#### [Your task]
In which lines of the data does the string "ObjectCreated" appear? Copy every one.

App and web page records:
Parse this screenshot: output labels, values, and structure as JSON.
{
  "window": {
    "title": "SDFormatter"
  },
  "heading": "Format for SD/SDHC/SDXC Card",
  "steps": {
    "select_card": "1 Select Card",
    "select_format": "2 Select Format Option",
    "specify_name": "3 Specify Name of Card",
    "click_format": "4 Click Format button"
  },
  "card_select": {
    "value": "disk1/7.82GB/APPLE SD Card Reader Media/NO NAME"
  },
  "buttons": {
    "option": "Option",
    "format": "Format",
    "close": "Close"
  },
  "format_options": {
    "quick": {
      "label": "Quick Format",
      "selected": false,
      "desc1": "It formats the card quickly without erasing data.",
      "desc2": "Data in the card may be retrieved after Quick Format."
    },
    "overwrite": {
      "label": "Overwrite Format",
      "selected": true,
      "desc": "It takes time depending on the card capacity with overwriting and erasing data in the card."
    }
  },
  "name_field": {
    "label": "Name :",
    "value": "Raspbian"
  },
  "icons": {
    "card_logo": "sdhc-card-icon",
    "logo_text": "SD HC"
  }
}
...
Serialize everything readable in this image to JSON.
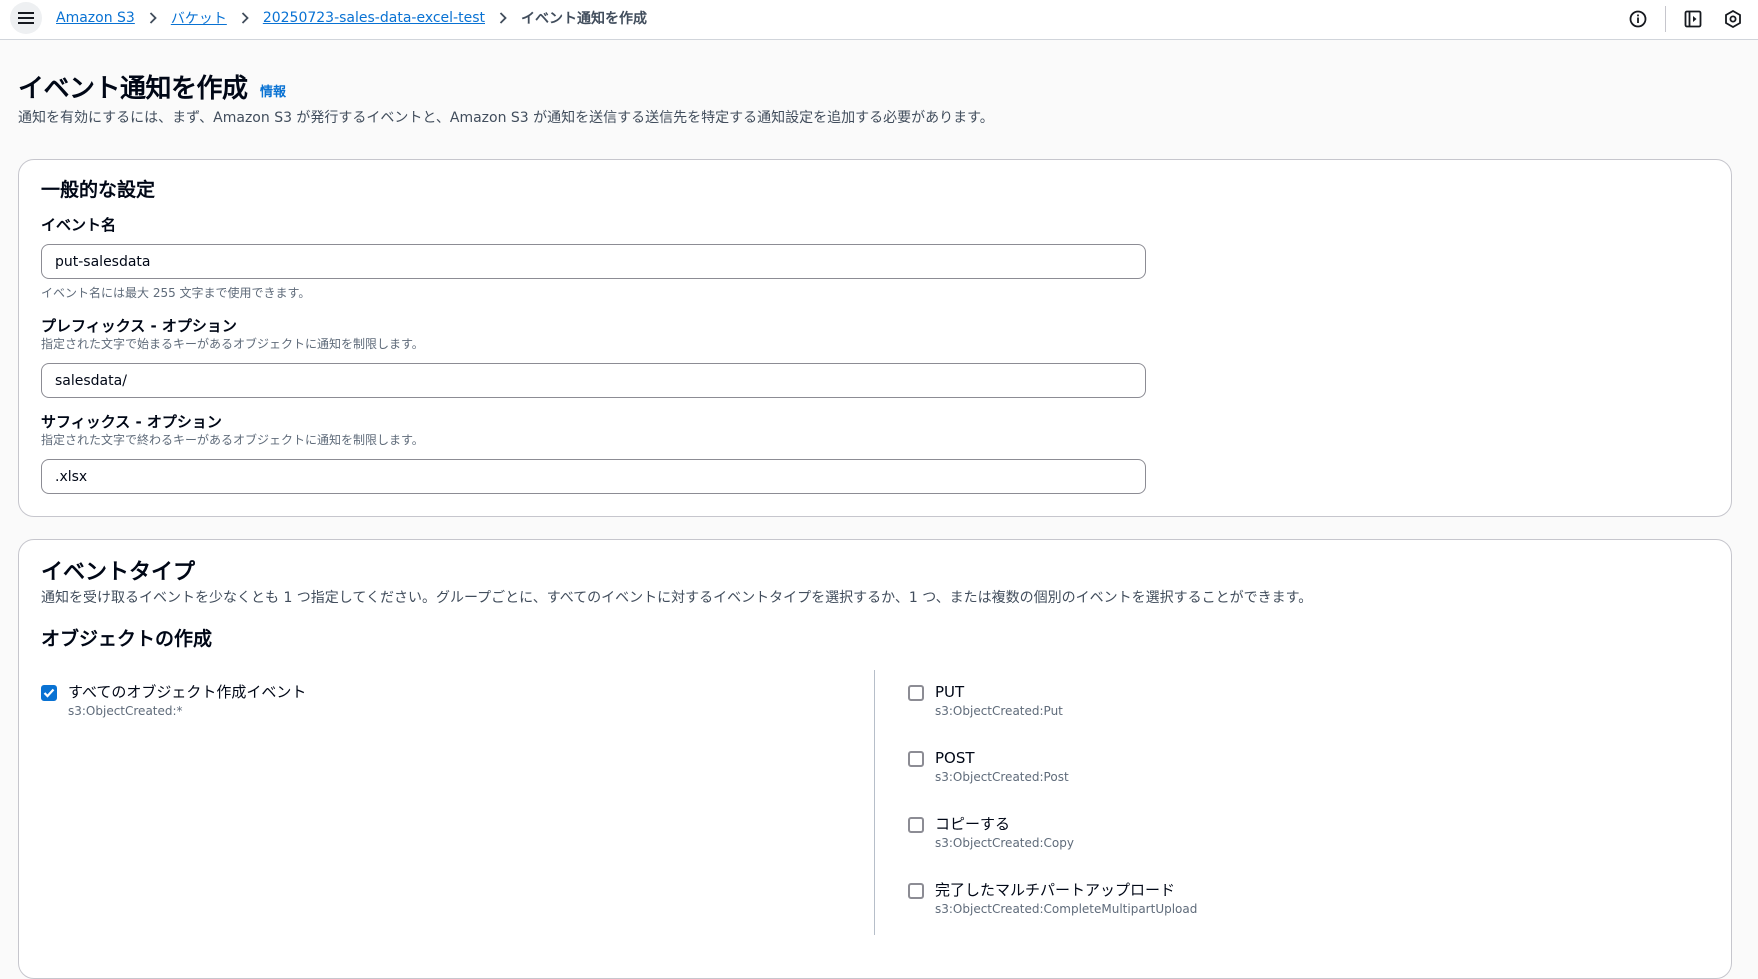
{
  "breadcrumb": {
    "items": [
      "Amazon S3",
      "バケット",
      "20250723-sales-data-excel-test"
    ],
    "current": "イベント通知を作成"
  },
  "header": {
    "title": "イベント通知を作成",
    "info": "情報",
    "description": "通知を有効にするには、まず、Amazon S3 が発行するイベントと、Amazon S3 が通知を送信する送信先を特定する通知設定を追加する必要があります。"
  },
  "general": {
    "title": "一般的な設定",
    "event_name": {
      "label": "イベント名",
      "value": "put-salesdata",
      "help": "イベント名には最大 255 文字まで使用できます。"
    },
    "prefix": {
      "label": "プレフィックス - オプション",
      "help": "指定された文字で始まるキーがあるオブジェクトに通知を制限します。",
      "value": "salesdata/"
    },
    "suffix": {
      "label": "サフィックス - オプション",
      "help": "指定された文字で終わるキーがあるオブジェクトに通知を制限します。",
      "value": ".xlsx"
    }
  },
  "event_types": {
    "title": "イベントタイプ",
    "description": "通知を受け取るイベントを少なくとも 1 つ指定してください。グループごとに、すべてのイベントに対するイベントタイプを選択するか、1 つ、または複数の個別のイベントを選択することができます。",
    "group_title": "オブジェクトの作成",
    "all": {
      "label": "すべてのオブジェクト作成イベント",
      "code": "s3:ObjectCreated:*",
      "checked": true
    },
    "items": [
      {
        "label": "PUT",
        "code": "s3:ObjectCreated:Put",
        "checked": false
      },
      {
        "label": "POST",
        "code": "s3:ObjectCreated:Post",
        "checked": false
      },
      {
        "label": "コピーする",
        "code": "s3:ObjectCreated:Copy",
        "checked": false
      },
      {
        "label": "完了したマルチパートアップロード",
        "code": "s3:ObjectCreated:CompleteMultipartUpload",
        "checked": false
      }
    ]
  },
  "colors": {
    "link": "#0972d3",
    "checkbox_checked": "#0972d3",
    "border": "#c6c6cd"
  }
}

#### [The completed task]
      "code": "s3:ObjectCreated:*",
        "code": "s3:ObjectCreated:Put",
        "code": "s3:ObjectCreated:Post",
        "code": "s3:ObjectCreated:Copy",
        "code": "s3:ObjectCreated:CompleteMultipartUpload",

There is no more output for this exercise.